Stroke Notes

Stroke-related news you can use about new scientific findings, public policy, programs and resources.

Readers Room

Articles, poems and art submitted by stroke survivors and their loved ones.

Life Is Why

Everyone has a reason to live a longer, healthier life. These stroke survivors, caregivers and others share their 'whys'. We'd love for you to share yours, too!

Everyday Survival

Practical tips and advice for day-to day living after stroke.

Life At The Curb

A unique perspective on survival by comedian and stroke survivor John Kawie.

Simple Cooking

Cooking at home can be a daunting task, but a rewarding one for your diet and lifestyle (and your wallet). Making small changes in your diet is important to your heart health. Here are simple, healthy and affordable recipes and cooking tips.

Support Showcase

Our new department highlighting the good work being done by stroke support groups from around the nation.
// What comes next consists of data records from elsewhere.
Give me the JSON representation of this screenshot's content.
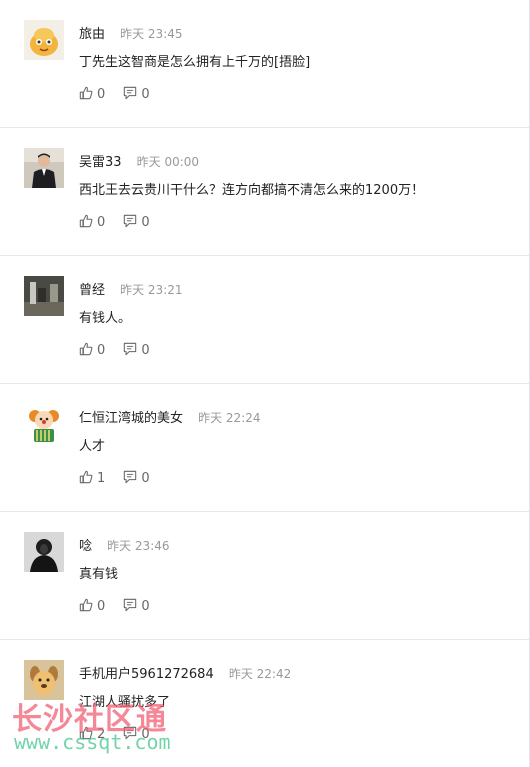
{
  "comments": [
    {
      "user": "旅由",
      "time": "昨天 23:45",
      "text": "丁先生这智商是怎么拥有上千万的[捂脸]",
      "likes": "0",
      "replies": "0",
      "avatar": "bread-cartoon"
    },
    {
      "user": "吴雷33",
      "time": "昨天 00:00",
      "text": "西北王去云贵川干什么？连方向都搞不清怎么来的1200万！",
      "likes": "0",
      "replies": "0",
      "avatar": "man-in-suit"
    },
    {
      "user": "曾经",
      "time": "昨天 23:21",
      "text": "有钱人。",
      "likes": "0",
      "replies": "0",
      "avatar": "dark-room-photo"
    },
    {
      "user": "仁恒江湾城的美女",
      "time": "昨天 22:24",
      "text": "人才",
      "likes": "1",
      "replies": "0",
      "avatar": "clown-cartoon"
    },
    {
      "user": "唸",
      "time": "昨天 23:46",
      "text": "真有钱",
      "likes": "0",
      "replies": "0",
      "avatar": "dark-portrait"
    },
    {
      "user": "手机用户5961272684",
      "time": "昨天 22:42",
      "text": "江湖人骚扰多了",
      "likes": "2",
      "replies": "0",
      "avatar": "dog-cartoon"
    }
  ],
  "watermark": {
    "title": "长沙社区通",
    "url": "www.cssqt.com"
  },
  "colors": {
    "username": "#222222",
    "time": "#999999",
    "action": "#666666",
    "divider": "#e8e8e8"
  }
}
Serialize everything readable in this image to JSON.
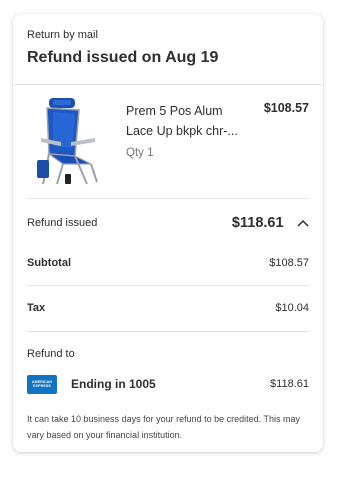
{
  "header": {
    "subtitle": "Return by mail",
    "title": "Refund issued on Aug 19"
  },
  "item": {
    "name_line1": "Prem 5 Pos Alum",
    "name_line2": "Lace Up bkpk chr-...",
    "price": "$108.57",
    "qty": "Qty 1",
    "image_icon": "beach-chair-image"
  },
  "refund": {
    "label": "Refund issued",
    "total": "$118.61",
    "subtotal_label": "Subtotal",
    "subtotal": "$108.57",
    "tax_label": "Tax",
    "tax": "$10.04",
    "refund_to_label": "Refund to",
    "card_brand_line1": "AMERICAN",
    "card_brand_line2": "EXPRESS",
    "card_ending": "Ending in 1005",
    "card_amount": "$118.61"
  },
  "note": "It can take 10 business days for your refund to be credited. This may vary based on your financial institution.",
  "colors": {
    "amex_blue": "#1273c3",
    "divider": "#e3e4e5",
    "text": "#2e2f32",
    "muted": "#74767c"
  }
}
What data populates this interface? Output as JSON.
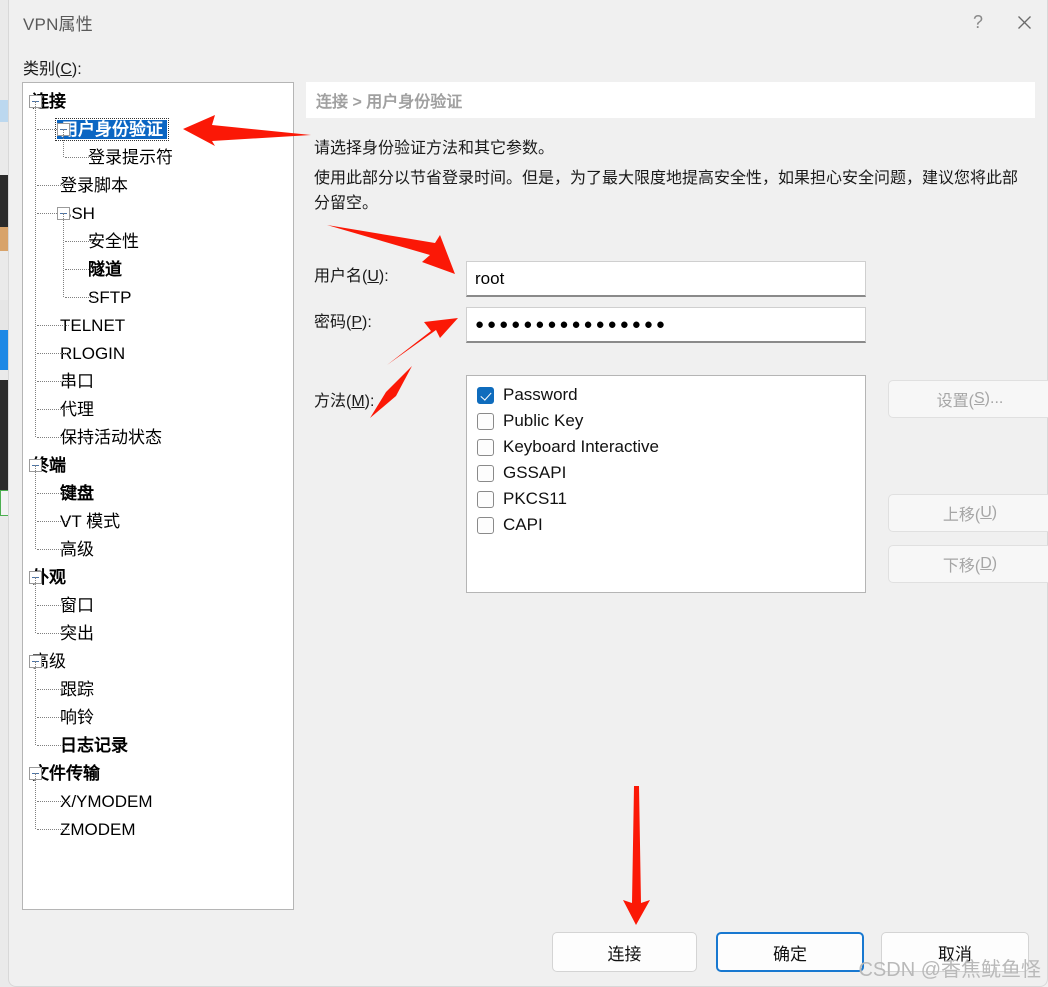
{
  "window": {
    "title": "VPN属性",
    "help_icon": "question-mark-icon",
    "close_icon": "close-icon"
  },
  "category": {
    "label_prefix": "类别(",
    "label_key": "C",
    "label_suffix": "):"
  },
  "tree": {
    "selected": "用户身份验证",
    "items": [
      {
        "label": "连接",
        "level": 0,
        "bold": true,
        "expander": true,
        "selected": false
      },
      {
        "label": "用户身份验证",
        "level": 1,
        "bold": true,
        "expander": true,
        "selected": true
      },
      {
        "label": "登录提示符",
        "level": 2,
        "bold": false,
        "expander": false,
        "selected": false
      },
      {
        "label": "登录脚本",
        "level": 1,
        "bold": false,
        "expander": false,
        "selected": false
      },
      {
        "label": "SSH",
        "level": 1,
        "bold": false,
        "expander": true,
        "selected": false
      },
      {
        "label": "安全性",
        "level": 2,
        "bold": false,
        "expander": false,
        "selected": false
      },
      {
        "label": "隧道",
        "level": 2,
        "bold": true,
        "expander": false,
        "selected": false
      },
      {
        "label": "SFTP",
        "level": 2,
        "bold": false,
        "expander": false,
        "selected": false
      },
      {
        "label": "TELNET",
        "level": 1,
        "bold": false,
        "expander": false,
        "selected": false
      },
      {
        "label": "RLOGIN",
        "level": 1,
        "bold": false,
        "expander": false,
        "selected": false
      },
      {
        "label": "串口",
        "level": 1,
        "bold": false,
        "expander": false,
        "selected": false
      },
      {
        "label": "代理",
        "level": 1,
        "bold": false,
        "expander": false,
        "selected": false
      },
      {
        "label": "保持活动状态",
        "level": 1,
        "bold": false,
        "expander": false,
        "selected": false
      },
      {
        "label": "终端",
        "level": 0,
        "bold": true,
        "expander": true,
        "selected": false
      },
      {
        "label": "键盘",
        "level": 1,
        "bold": true,
        "expander": false,
        "selected": false
      },
      {
        "label": "VT 模式",
        "level": 1,
        "bold": false,
        "expander": false,
        "selected": false
      },
      {
        "label": "高级",
        "level": 1,
        "bold": false,
        "expander": false,
        "selected": false
      },
      {
        "label": "外观",
        "level": 0,
        "bold": true,
        "expander": true,
        "selected": false
      },
      {
        "label": "窗口",
        "level": 1,
        "bold": false,
        "expander": false,
        "selected": false
      },
      {
        "label": "突出",
        "level": 1,
        "bold": false,
        "expander": false,
        "selected": false
      },
      {
        "label": "高级",
        "level": 0,
        "bold": false,
        "expander": true,
        "selected": false
      },
      {
        "label": "跟踪",
        "level": 1,
        "bold": false,
        "expander": false,
        "selected": false
      },
      {
        "label": "响铃",
        "level": 1,
        "bold": false,
        "expander": false,
        "selected": false
      },
      {
        "label": "日志记录",
        "level": 1,
        "bold": true,
        "expander": false,
        "selected": false
      },
      {
        "label": "文件传输",
        "level": 0,
        "bold": true,
        "expander": true,
        "selected": false
      },
      {
        "label": "X/YMODEM",
        "level": 1,
        "bold": false,
        "expander": false,
        "selected": false
      },
      {
        "label": "ZMODEM",
        "level": 1,
        "bold": false,
        "expander": false,
        "selected": false
      }
    ]
  },
  "panel": {
    "breadcrumb": "连接 > 用户身份验证",
    "description_1": "请选择身份验证方法和其它参数。",
    "description_2": "使用此部分以节省登录时间。但是，为了最大限度地提高安全性，如果担心安全问题，建议您将此部分留空。",
    "username": {
      "label_prefix": "用户名(",
      "label_key": "U",
      "label_suffix": "):",
      "value": "root",
      "placeholder": ""
    },
    "password": {
      "label_prefix": "密码(",
      "label_key": "P",
      "label_suffix": "):",
      "value": "●●●●●●●●●●●●●●●●",
      "placeholder": ""
    },
    "methods": {
      "label_prefix": "方法(",
      "label_key": "M",
      "label_suffix": "):",
      "items": [
        {
          "label": "Password",
          "checked": true
        },
        {
          "label": "Public Key",
          "checked": false
        },
        {
          "label": "Keyboard Interactive",
          "checked": false
        },
        {
          "label": "GSSAPI",
          "checked": false
        },
        {
          "label": "PKCS11",
          "checked": false
        },
        {
          "label": "CAPI",
          "checked": false
        }
      ]
    },
    "side_buttons": [
      {
        "prefix": "设置(",
        "key": "S",
        "suffix": ")...",
        "enabled": false
      },
      {
        "prefix": "上移(",
        "key": "U",
        "suffix": ")",
        "enabled": false
      },
      {
        "prefix": "下移(",
        "key": "D",
        "suffix": ")",
        "enabled": false
      }
    ]
  },
  "footer": {
    "connect_label": "连接",
    "ok_label": "确定",
    "cancel_label": "取消"
  },
  "watermark": "CSDN @香焦鱿鱼怪",
  "colors": {
    "accent": "#0f6cbd",
    "selection": "#0b66c3",
    "primary_border": "#1878d0",
    "annotation_arrow": "#fb1806",
    "dialog_bg": "#f0f0f0",
    "field_bg": "#ffffff",
    "disabled_text": "#a6a6a6"
  },
  "annotations": [
    {
      "name": "arrow-to-tree-selection",
      "color": "#fb1806"
    },
    {
      "name": "arrow-to-username-field",
      "color": "#fb1806"
    },
    {
      "name": "arrow-to-password-field",
      "color": "#fb1806"
    },
    {
      "name": "arrow-to-connect-button",
      "color": "#fb1806"
    }
  ]
}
If you are part of a successful support group we should consider featuring, let us know!